What the task asks: Make an exact copy of the records, omitting all images.

── Records ──

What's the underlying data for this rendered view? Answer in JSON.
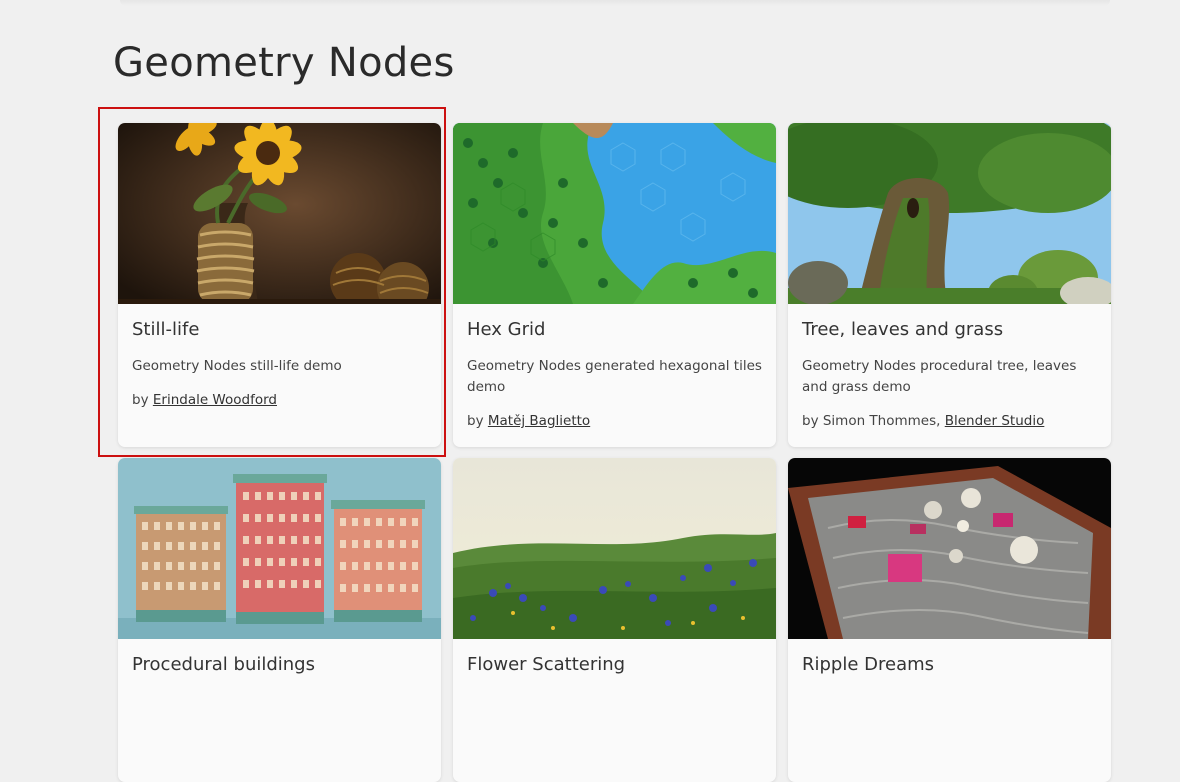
{
  "section": {
    "title": "Geometry Nodes"
  },
  "cards": [
    {
      "title": "Still-life",
      "description": "Geometry Nodes still-life demo",
      "by": "by",
      "authors": [
        {
          "name": "Erindale Woodford",
          "link": true
        }
      ],
      "thumbnail": "sunflower-vase-image"
    },
    {
      "title": "Hex Grid",
      "description": "Geometry Nodes generated hexagonal tiles demo",
      "by": "by",
      "authors": [
        {
          "name": "Matěj Baglietto",
          "link": true
        }
      ],
      "thumbnail": "hexagonal-terrain-image"
    },
    {
      "title": "Tree, leaves and grass",
      "description": "Geometry Nodes procedural tree, leaves and grass demo",
      "by": "by",
      "authors": [
        {
          "name": "Simon Thommes,",
          "link": false
        },
        {
          "name": "Blender Studio",
          "link": true
        }
      ],
      "thumbnail": "mossy-tree-image"
    },
    {
      "title": "Procedural buildings",
      "thumbnail": "buildings-image"
    },
    {
      "title": "Flower Scattering",
      "thumbnail": "flower-field-image"
    },
    {
      "title": "Ripple Dreams",
      "thumbnail": "water-box-image"
    }
  ],
  "highlight_color": "#cc1010"
}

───

Finished task:
What's the underlying data for this rendered view? Answer in JSON.
{
  "section": {
    "title": "Geometry Nodes"
  },
  "cards": [
    {
      "title": "Still-life",
      "description": "Geometry Nodes still-life demo",
      "by": "by",
      "authors": [
        {
          "name": "Erindale Woodford",
          "link": true
        }
      ],
      "thumbnail": "sunflower-vase-image"
    },
    {
      "title": "Hex Grid",
      "description": "Geometry Nodes generated hexagonal tiles demo",
      "by": "by",
      "authors": [
        {
          "name": "Matěj Baglietto",
          "link": true
        }
      ],
      "thumbnail": "hexagonal-terrain-image"
    },
    {
      "title": "Tree, leaves and grass",
      "description": "Geometry Nodes procedural tree, leaves and grass demo",
      "by": "by",
      "authors": [
        {
          "name": "Simon Thommes,",
          "link": false
        },
        {
          "name": "Blender Studio",
          "link": true
        }
      ],
      "thumbnail": "mossy-tree-image"
    },
    {
      "title": "Procedural buildings",
      "thumbnail": "buildings-image"
    },
    {
      "title": "Flower Scattering",
      "thumbnail": "flower-field-image"
    },
    {
      "title": "Ripple Dreams",
      "thumbnail": "water-box-image"
    }
  ],
  "highlight_color": "#cc1010"
}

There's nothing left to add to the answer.